When I was teaching on Daufuskie Island in 1969, I would begin to pass the black oystermen who worked the mud flats as I left the inland waterway for the boat ramp in Bluffton. On three different occasions, they would flag me down as I passed them and I would tow their bateaux into the Bluffton oyster factory. They were weathered, hardworking men, and they would often press on me a couple buckets of freshly picked oysters for my services. If there is anything better than a raw oyster in the known world, it has to be hidden in the egg sac of a beluga sturgeon.
One of the grand distinctions of life in the Lowcountry of South Carolina is that the oystermen and crabbers and shrimpers are still plying the waters in search of their catch. All are endangered species now, both the men who hunt them and the animals they seek. But I can look out my window onto Battery Creek and know that there are still productive and yielding oyster banks a mile from my home. --Pat Conroy
3/4 cup butter, divided*
A good-sized onion (South Carolina-sized, not Texas-sized), chopped
1 red bell pepper, chopped
1 3/4 pounds of wild mushrooms, sliced (such as tree oyster, hedgehog, chanterelle, shiitake)
4 tablespoons of chopped chives
Salt and pepper to taste
1/2 cup of all-purpose flour
1 1/2 cups heavy cream (lose weight after Christmas)
32 fresh Beaufort County oysters
Reserved oyster liquor to make a full cup of liquid
1/2 cup of grated Parmigiano (from a real wheel of cheese from Parma)
1/3 cup of Sauvignon Blanc
2 tablespoons melted butter
1 1/2 cups fine, dry breadcrumbs made from day-old good French or Italian loaf
How to Make It
Preheat broiler to 500° F. In a big skillet, melt four tablespoons of the butter. Add onion and bell pepper, and cook until they get that soft, giving-up look, about 5 to 6 minutes on medium-high. Add mushrooms and chives, season with salt and pepper, and cook approximately 9 minutes until golden brown and most of liquid has cooked out.
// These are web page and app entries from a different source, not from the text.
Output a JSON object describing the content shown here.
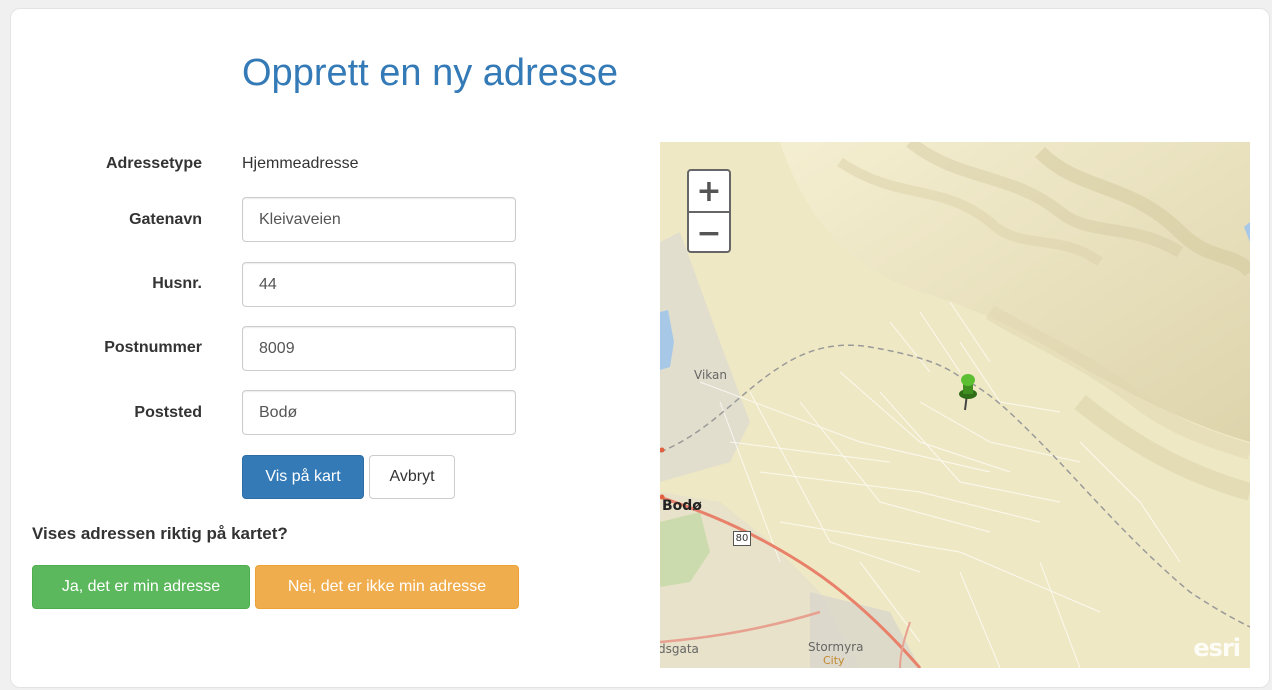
{
  "page": {
    "title": "Opprett en ny adresse"
  },
  "form": {
    "address_type": {
      "label": "Adressetype",
      "value": "Hjemmeadresse"
    },
    "street": {
      "label": "Gatenavn",
      "value": "Kleivaveien"
    },
    "house_number": {
      "label": "Husnr.",
      "value": "44"
    },
    "postal_code": {
      "label": "Postnummer",
      "value": "8009"
    },
    "city": {
      "label": "Poststed",
      "value": "Bodø"
    },
    "show_on_map_label": "Vis på kart",
    "cancel_label": "Avbryt"
  },
  "confirm": {
    "question": "Vises adressen riktig på kartet?",
    "yes_label": "Ja, det er min adresse",
    "no_label": "Nei, det er ikke min adresse"
  },
  "map": {
    "zoom_in": "+",
    "zoom_out": "−",
    "labels": {
      "vikan": "Vikan",
      "bodo": "Bodø",
      "road_number": "80",
      "street_fragment": "dsgata",
      "stormyra": "Stormyra",
      "city": "City"
    },
    "attribution": "esri",
    "marker_icon": "pushpin-icon",
    "colors": {
      "land": "#efe8c4",
      "road_major": "#e8806a",
      "railway": "#999999",
      "marker": "#4caf28"
    }
  },
  "colors": {
    "title": "#337ab7",
    "primary": "#337ab7",
    "success": "#5cb85c",
    "warning": "#f0ad4e"
  }
}
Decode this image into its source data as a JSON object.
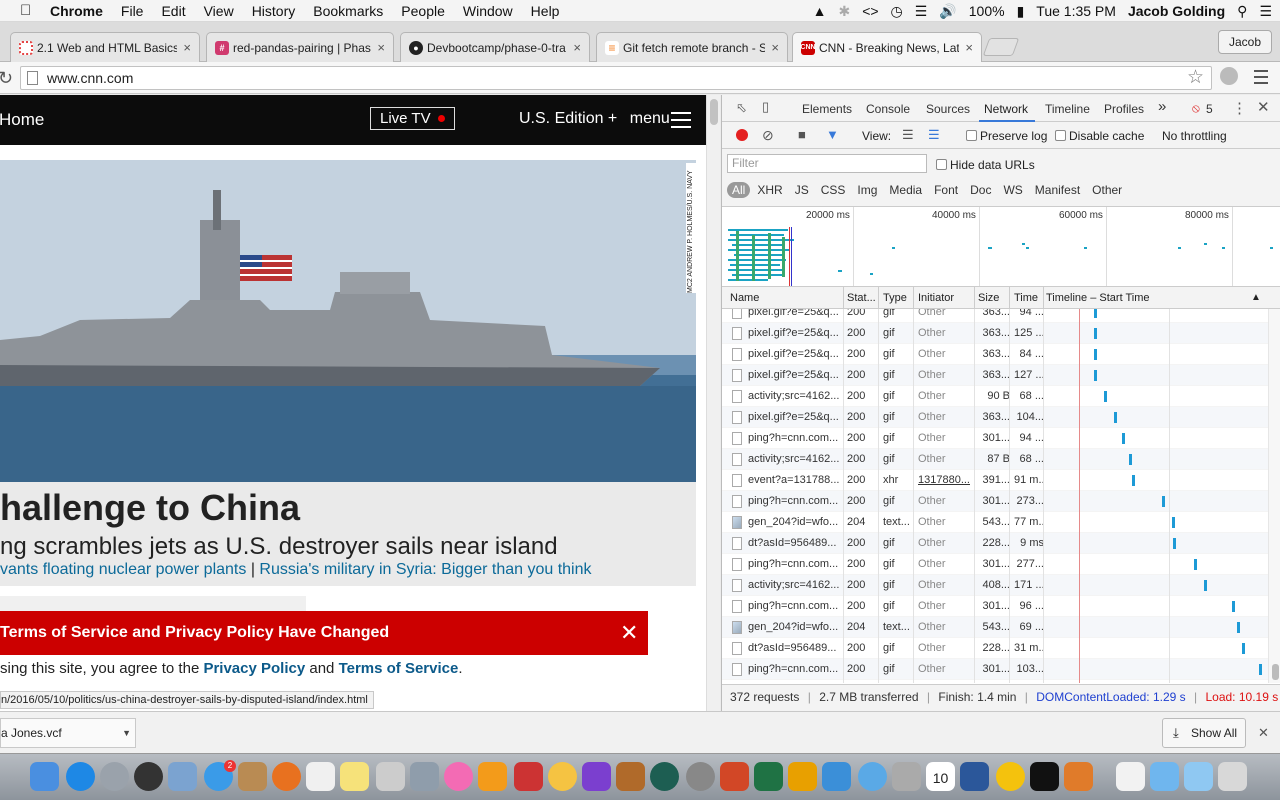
{
  "menubar": {
    "app": "Chrome",
    "items": [
      "File",
      "Edit",
      "View",
      "History",
      "Bookmarks",
      "People",
      "Window",
      "Help"
    ],
    "battery": "100%",
    "clock": "Tue 1:35 PM",
    "user": "Jacob Golding"
  },
  "tabs": [
    {
      "title": "2.1 Web and HTML Basics",
      "icon": "progress-icon",
      "color": "#e54545"
    },
    {
      "title": "red-pandas-pairing | Phase",
      "icon": "slack-icon",
      "color": "#d03a6e"
    },
    {
      "title": "Devbootcamp/phase-0-tra",
      "icon": "github-icon",
      "color": "#222222"
    },
    {
      "title": "Git fetch remote branch - S",
      "icon": "stackoverflow-icon",
      "color": "#f48024"
    },
    {
      "title": "CNN - Breaking News, Late",
      "icon": "cnn-icon",
      "color": "#cc0000"
    }
  ],
  "profile": "Jacob",
  "address": "www.cnn.com",
  "cnn": {
    "home": "Home",
    "live_tv": "Live TV",
    "edition": "U.S. Edition +",
    "menu": "menu",
    "photo_credit": "MC2 ANDREW P. HOLMES/U.S. NAVY",
    "headline": "hallenge to China",
    "subhead": "ng scrambles jets as U.S. destroyer sails near island",
    "link1": "vants floating nuclear power plants",
    "link_sep": " | ",
    "link2": "Russia's military in Syria: Bigger than you think",
    "tos_title": "Terms of Service and Privacy Policy Have Changed",
    "tos_prefix": "sing this site, you agree to the ",
    "tos_privacy": "Privacy Policy",
    "tos_and": " and ",
    "tos_terms": "Terms of Service",
    "tos_end": ".",
    "status_url": "n/2016/05/10/politics/us-china-destroyer-sails-by-disputed-island/index.html"
  },
  "devtools": {
    "tabs": [
      "Elements",
      "Console",
      "Sources",
      "Network",
      "Timeline",
      "Profiles"
    ],
    "active_tab": "Network",
    "more": "»",
    "errors": "5",
    "view_label": "View:",
    "preserve_log": "Preserve log",
    "disable_cache": "Disable cache",
    "throttling": "No throttling",
    "filter_placeholder": "Filter",
    "hide_data_urls": "Hide data URLs",
    "types": [
      "All",
      "XHR",
      "JS",
      "CSS",
      "Img",
      "Media",
      "Font",
      "Doc",
      "WS",
      "Manifest",
      "Other"
    ],
    "overview_ticks": [
      "20000 ms",
      "40000 ms",
      "60000 ms",
      "80000 ms"
    ],
    "columns": [
      "Name",
      "Stat...",
      "Type",
      "Initiator",
      "Size",
      "Time",
      "Timeline – Start Time"
    ],
    "rows": [
      {
        "name": "pixel.gif?e=25&q...",
        "status": "200",
        "type": "gif",
        "initiator": "Other",
        "size": "363...",
        "time": "94 ...",
        "bar": 0.1,
        "icon": "plain"
      },
      {
        "name": "pixel.gif?e=25&q...",
        "status": "200",
        "type": "gif",
        "initiator": "Other",
        "size": "363...",
        "time": "125 ...",
        "bar": 0.1,
        "icon": "plain"
      },
      {
        "name": "pixel.gif?e=25&q...",
        "status": "200",
        "type": "gif",
        "initiator": "Other",
        "size": "363...",
        "time": "84 ...",
        "bar": 0.1,
        "icon": "plain"
      },
      {
        "name": "pixel.gif?e=25&q...",
        "status": "200",
        "type": "gif",
        "initiator": "Other",
        "size": "363...",
        "time": "127 ...",
        "bar": 0.1,
        "icon": "plain"
      },
      {
        "name": "activity;src=4162...",
        "status": "200",
        "type": "gif",
        "initiator": "Other",
        "size": "90 B",
        "time": "68 ...",
        "bar": 0.12,
        "icon": "plain"
      },
      {
        "name": "pixel.gif?e=25&q...",
        "status": "200",
        "type": "gif",
        "initiator": "Other",
        "size": "363...",
        "time": "104...",
        "bar": 0.14,
        "icon": "plain"
      },
      {
        "name": "ping?h=cnn.com...",
        "status": "200",
        "type": "gif",
        "initiator": "Other",
        "size": "301...",
        "time": "94 ...",
        "bar": 0.155,
        "icon": "plain"
      },
      {
        "name": "activity;src=4162...",
        "status": "200",
        "type": "gif",
        "initiator": "Other",
        "size": "87 B",
        "time": "68 ...",
        "bar": 0.17,
        "icon": "plain"
      },
      {
        "name": "event?a=131788...",
        "status": "200",
        "type": "xhr",
        "initiator": "1317880...",
        "size": "391...",
        "time": "91 m...",
        "bar": 0.175,
        "icon": "plain",
        "initiator_link": true
      },
      {
        "name": "ping?h=cnn.com...",
        "status": "200",
        "type": "gif",
        "initiator": "Other",
        "size": "301...",
        "time": "273...",
        "bar": 0.235,
        "icon": "plain"
      },
      {
        "name": "gen_204?id=wfo...",
        "status": "204",
        "type": "text...",
        "initiator": "Other",
        "size": "543...",
        "time": "77 m...",
        "bar": 0.255,
        "icon": "img"
      },
      {
        "name": "dt?asId=956489...",
        "status": "200",
        "type": "gif",
        "initiator": "Other",
        "size": "228...",
        "time": "9 ms",
        "bar": 0.257,
        "icon": "plain"
      },
      {
        "name": "ping?h=cnn.com...",
        "status": "200",
        "type": "gif",
        "initiator": "Other",
        "size": "301...",
        "time": "277...",
        "bar": 0.3,
        "icon": "plain"
      },
      {
        "name": "activity;src=4162...",
        "status": "200",
        "type": "gif",
        "initiator": "Other",
        "size": "408...",
        "time": "171 ...",
        "bar": 0.32,
        "icon": "plain"
      },
      {
        "name": "ping?h=cnn.com...",
        "status": "200",
        "type": "gif",
        "initiator": "Other",
        "size": "301...",
        "time": "96 ...",
        "bar": 0.375,
        "icon": "plain"
      },
      {
        "name": "gen_204?id=wfo...",
        "status": "204",
        "type": "text...",
        "initiator": "Other",
        "size": "543...",
        "time": "69 ...",
        "bar": 0.385,
        "icon": "img"
      },
      {
        "name": "dt?asId=956489...",
        "status": "200",
        "type": "gif",
        "initiator": "Other",
        "size": "228...",
        "time": "31 m...",
        "bar": 0.395,
        "icon": "plain"
      },
      {
        "name": "ping?h=cnn.com...",
        "status": "200",
        "type": "gif",
        "initiator": "Other",
        "size": "301...",
        "time": "103...",
        "bar": 0.43,
        "icon": "plain"
      }
    ],
    "summary": {
      "requests": "372 requests",
      "transferred": "2.7 MB transferred",
      "finish": "Finish: 1.4 min",
      "dcl": "DOMContentLoaded: 1.29 s",
      "load": "Load: 10.19 s"
    }
  },
  "download": {
    "file": "a Jones.vcf",
    "show_all": "Show All"
  },
  "dock": {
    "badge": "2",
    "calendar_day": "10"
  },
  "colors": {
    "cnn_red": "#cc0000",
    "devtools_blue": "#3879d9",
    "bar_blue": "#1d9ad6"
  }
}
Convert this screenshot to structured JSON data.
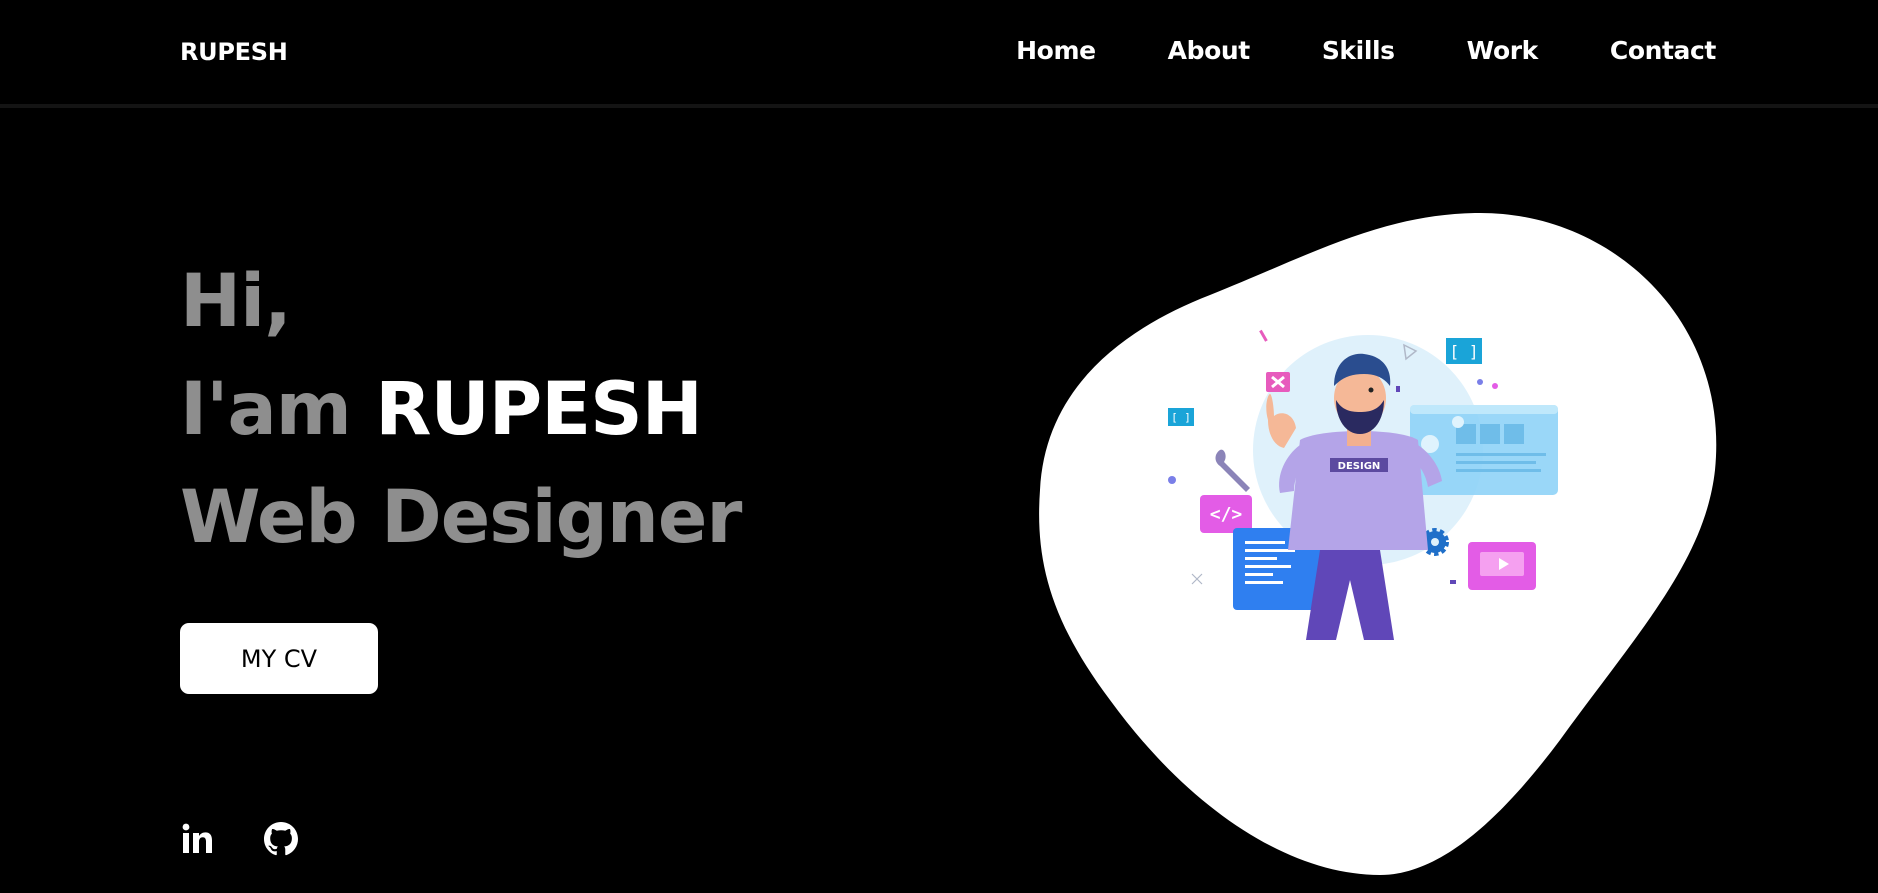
{
  "header": {
    "logo": "RUPESH",
    "nav": [
      "Home",
      "About",
      "Skills",
      "Work",
      "Contact"
    ]
  },
  "hero": {
    "greeting": "Hi,",
    "intro_prefix": "I'am",
    "name": "RUPESH",
    "role": "Web Designer",
    "cv_button": "MY CV"
  },
  "illustration": {
    "shirt_text": "DESIGN",
    "bracket_badge": "[ ]"
  },
  "social": {
    "icons": [
      "linkedin-icon",
      "github-icon"
    ]
  },
  "colors": {
    "background": "#000000",
    "muted_text": "#8e8e8e",
    "accent_white": "#ffffff",
    "blob": "#ffffff"
  }
}
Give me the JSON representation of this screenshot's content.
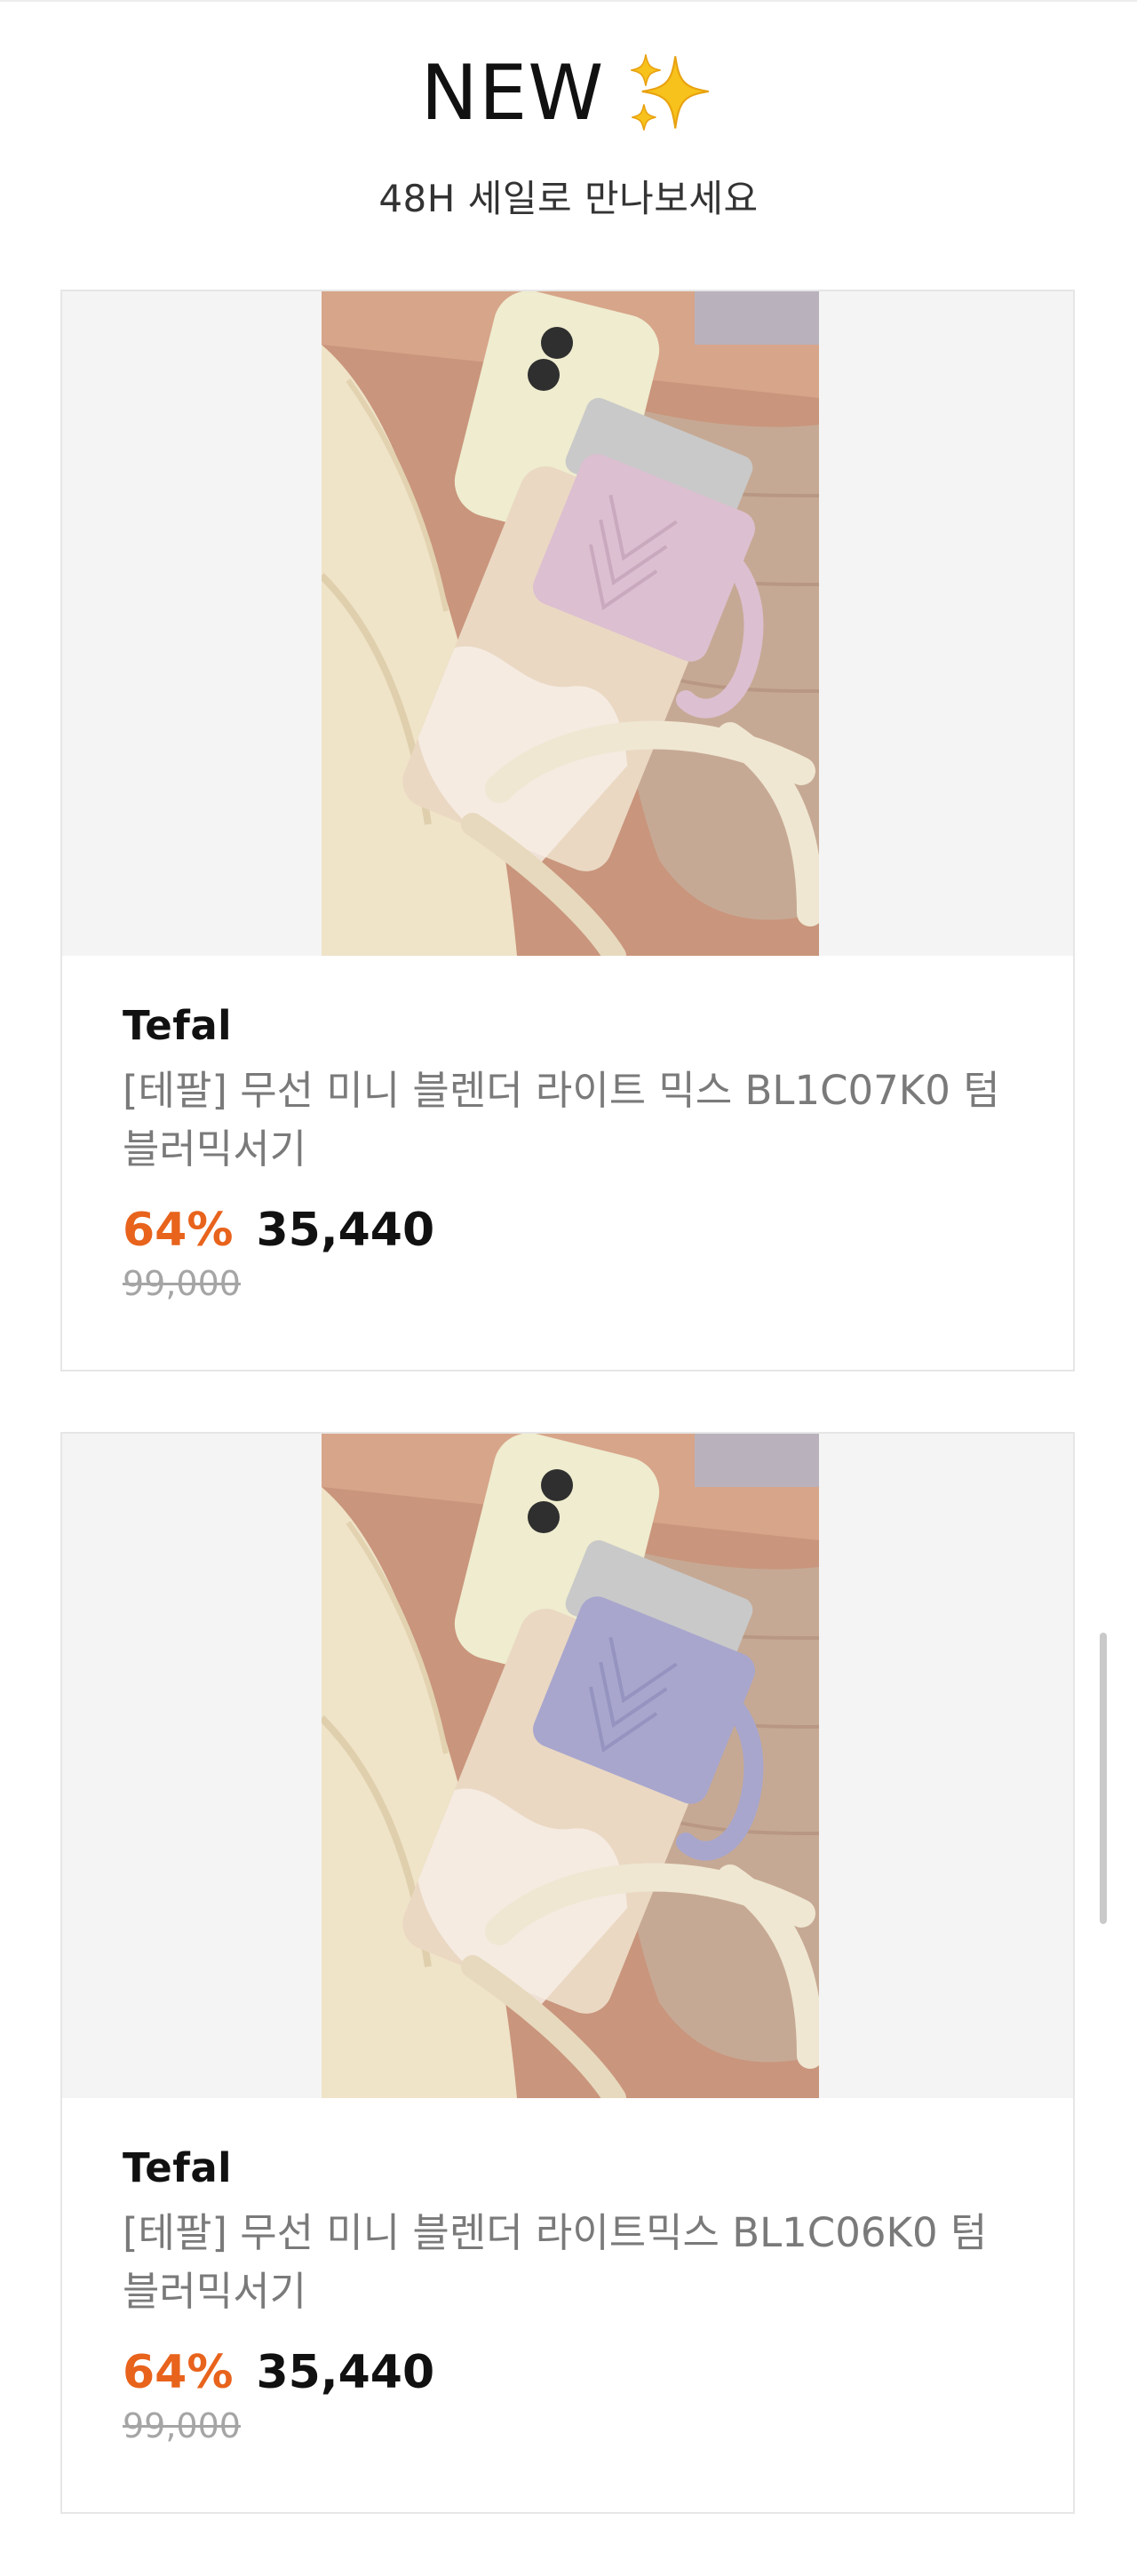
{
  "header": {
    "title": "NEW",
    "title_icon": "sparkles-icon",
    "subtitle": "48H 세일로 만나보세요"
  },
  "products": [
    {
      "brand": "Tefal",
      "name": "[테팔] 무선 미니 블렌더 라이트 믹스 BL1C07K0 텀블러믹서기",
      "discount": "64%",
      "price": "35,440",
      "original_price": "99,000",
      "sleeve_color": "#dcbfd0"
    },
    {
      "brand": "Tefal",
      "name": "[테팔] 무선 미니 블렌더 라이트믹스 BL1C06K0 텀블러믹서기",
      "discount": "64%",
      "price": "35,440",
      "original_price": "99,000",
      "sleeve_color": "#a8a6cd"
    }
  ],
  "colors": {
    "discount": "#e8631c",
    "original_price": "#a5a5a5",
    "name": "#7a7a7a",
    "card_border": "#e6e6e6",
    "image_background": "#f4f4f4"
  }
}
In a Dutch oven, melt remaining ½ cup butter. On low heat, whisk in flour, and cook for a minute. Pretend you were born in Louisiana when you do this. Then slowly, as in "Whoa, hoss", whisk in the cream and oyster liquor. Simmer, stirring often. Don't text. Don't e-mail. Keep stirring for 5 minutes until this stuff is smooth and thick. Take a deep breath. Notice what you're up to. You're going to like yourself a lot. Add two tablespoons of the cheese. Dump in all the wine, and season again with salt and pepper. Cook two minutes more, whisking constantly. Fold in oysters, and cook 3 more minutes. Fold in mushroom mixture.
Pour into deep lightly buttered pan or a medium-size casserole dish (13-inch x 9-inch). Combine remaining cheese and melted butter with enough breadcrumbs to cover, and sprinkle over the casserole. Bake 8 to 10 minutes or until bubbly and lightly browned.
Live easy and die hard.
* When perusing my shoddy notes for The Great Santini Oyster Casserole, I included the first version that I made with butter, fabulous butter. Then I remembered I substituted four or five slabs of bacon, which I crumbled into the beautiful pond of ingredients and made a jazzed-up gravy that my father loved. I think bacon could make even toe cheese good, but that's just me.